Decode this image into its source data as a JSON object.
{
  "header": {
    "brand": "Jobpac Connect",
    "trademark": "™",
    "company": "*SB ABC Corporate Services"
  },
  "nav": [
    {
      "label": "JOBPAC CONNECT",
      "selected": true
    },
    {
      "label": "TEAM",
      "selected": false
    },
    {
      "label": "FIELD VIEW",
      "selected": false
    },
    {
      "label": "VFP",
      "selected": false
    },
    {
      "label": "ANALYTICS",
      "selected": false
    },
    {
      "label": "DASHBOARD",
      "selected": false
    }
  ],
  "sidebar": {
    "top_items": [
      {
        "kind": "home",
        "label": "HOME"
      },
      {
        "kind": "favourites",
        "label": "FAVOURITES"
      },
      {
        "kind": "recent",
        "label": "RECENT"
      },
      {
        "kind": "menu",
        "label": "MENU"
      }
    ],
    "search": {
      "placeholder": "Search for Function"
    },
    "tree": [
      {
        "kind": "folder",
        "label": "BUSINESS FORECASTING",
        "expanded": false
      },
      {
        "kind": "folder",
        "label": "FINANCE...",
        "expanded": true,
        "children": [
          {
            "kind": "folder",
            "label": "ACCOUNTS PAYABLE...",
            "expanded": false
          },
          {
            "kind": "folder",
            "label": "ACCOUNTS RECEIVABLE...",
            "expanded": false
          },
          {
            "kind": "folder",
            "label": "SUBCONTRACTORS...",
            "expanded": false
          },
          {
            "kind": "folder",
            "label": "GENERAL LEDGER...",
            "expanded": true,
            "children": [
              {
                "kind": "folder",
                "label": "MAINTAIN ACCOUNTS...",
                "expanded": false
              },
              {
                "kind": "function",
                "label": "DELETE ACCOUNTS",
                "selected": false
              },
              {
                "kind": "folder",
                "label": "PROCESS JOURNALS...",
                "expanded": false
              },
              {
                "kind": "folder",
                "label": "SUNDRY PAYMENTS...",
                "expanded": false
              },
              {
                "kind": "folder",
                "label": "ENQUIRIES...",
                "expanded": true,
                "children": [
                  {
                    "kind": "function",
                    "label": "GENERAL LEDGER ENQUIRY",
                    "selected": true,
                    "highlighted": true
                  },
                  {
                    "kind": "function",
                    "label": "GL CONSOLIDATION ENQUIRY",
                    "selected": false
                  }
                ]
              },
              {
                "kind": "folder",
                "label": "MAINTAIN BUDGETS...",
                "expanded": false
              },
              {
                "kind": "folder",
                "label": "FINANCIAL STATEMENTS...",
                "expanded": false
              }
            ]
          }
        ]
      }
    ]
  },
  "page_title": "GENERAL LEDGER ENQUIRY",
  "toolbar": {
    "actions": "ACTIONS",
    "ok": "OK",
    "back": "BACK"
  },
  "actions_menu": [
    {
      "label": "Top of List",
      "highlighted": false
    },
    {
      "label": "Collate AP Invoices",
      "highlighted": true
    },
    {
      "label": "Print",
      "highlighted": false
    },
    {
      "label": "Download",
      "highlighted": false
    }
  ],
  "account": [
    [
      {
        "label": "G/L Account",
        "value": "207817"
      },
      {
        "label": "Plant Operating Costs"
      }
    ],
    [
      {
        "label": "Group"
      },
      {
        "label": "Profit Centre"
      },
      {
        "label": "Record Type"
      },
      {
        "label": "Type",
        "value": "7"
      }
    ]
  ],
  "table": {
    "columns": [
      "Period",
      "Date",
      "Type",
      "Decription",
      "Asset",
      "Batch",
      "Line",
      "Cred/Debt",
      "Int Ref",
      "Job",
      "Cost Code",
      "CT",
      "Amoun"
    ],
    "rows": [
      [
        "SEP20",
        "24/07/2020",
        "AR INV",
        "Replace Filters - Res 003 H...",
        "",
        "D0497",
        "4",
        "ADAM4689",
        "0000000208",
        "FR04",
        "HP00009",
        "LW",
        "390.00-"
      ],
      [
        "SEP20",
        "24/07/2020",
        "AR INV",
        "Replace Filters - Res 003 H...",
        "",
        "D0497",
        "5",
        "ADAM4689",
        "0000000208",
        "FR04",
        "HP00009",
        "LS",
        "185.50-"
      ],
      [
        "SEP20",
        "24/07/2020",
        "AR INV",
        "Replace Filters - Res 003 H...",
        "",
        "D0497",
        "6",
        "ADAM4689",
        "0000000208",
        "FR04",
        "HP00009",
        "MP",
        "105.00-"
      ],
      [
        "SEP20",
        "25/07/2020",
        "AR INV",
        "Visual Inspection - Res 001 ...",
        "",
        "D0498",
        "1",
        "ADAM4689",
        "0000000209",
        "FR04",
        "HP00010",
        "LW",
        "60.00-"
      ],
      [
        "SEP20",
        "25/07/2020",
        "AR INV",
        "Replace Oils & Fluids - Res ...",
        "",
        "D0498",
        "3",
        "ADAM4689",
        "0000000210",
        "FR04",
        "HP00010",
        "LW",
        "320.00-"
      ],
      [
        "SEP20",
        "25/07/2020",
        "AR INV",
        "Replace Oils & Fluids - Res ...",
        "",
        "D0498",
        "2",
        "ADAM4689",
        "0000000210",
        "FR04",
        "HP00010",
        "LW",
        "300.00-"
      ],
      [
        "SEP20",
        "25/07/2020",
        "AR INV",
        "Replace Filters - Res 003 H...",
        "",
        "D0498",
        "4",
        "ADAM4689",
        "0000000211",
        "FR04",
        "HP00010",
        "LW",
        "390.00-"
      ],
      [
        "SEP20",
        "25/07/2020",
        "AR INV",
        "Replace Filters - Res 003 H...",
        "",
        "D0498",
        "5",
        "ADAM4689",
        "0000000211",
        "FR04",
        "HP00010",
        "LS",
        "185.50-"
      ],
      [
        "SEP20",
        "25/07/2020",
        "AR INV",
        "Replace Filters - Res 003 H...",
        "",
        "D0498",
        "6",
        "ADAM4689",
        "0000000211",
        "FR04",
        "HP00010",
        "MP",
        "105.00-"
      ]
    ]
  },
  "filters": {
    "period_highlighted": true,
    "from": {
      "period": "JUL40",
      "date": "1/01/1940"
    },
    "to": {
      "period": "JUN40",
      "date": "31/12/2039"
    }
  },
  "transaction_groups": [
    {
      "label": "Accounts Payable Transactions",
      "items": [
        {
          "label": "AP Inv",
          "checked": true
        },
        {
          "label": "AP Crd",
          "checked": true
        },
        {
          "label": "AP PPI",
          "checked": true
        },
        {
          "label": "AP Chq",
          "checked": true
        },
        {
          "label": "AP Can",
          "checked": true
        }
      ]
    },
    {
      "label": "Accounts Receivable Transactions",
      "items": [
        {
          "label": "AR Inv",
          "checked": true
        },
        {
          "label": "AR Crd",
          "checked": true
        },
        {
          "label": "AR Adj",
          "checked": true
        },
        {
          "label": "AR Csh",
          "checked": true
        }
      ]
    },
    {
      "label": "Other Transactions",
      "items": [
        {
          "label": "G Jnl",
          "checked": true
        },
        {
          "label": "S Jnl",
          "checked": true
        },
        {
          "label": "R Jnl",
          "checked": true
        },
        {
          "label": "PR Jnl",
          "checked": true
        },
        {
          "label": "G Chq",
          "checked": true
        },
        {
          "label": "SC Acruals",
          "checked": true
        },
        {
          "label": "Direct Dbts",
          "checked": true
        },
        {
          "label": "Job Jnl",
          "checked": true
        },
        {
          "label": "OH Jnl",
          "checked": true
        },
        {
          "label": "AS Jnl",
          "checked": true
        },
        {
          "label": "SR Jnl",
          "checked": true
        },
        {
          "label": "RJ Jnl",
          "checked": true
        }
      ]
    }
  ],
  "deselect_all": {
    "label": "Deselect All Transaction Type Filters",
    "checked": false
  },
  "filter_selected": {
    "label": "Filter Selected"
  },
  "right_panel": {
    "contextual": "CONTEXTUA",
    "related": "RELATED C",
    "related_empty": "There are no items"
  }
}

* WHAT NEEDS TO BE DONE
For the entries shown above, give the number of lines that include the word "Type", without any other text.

* WRITTEN REPLY
4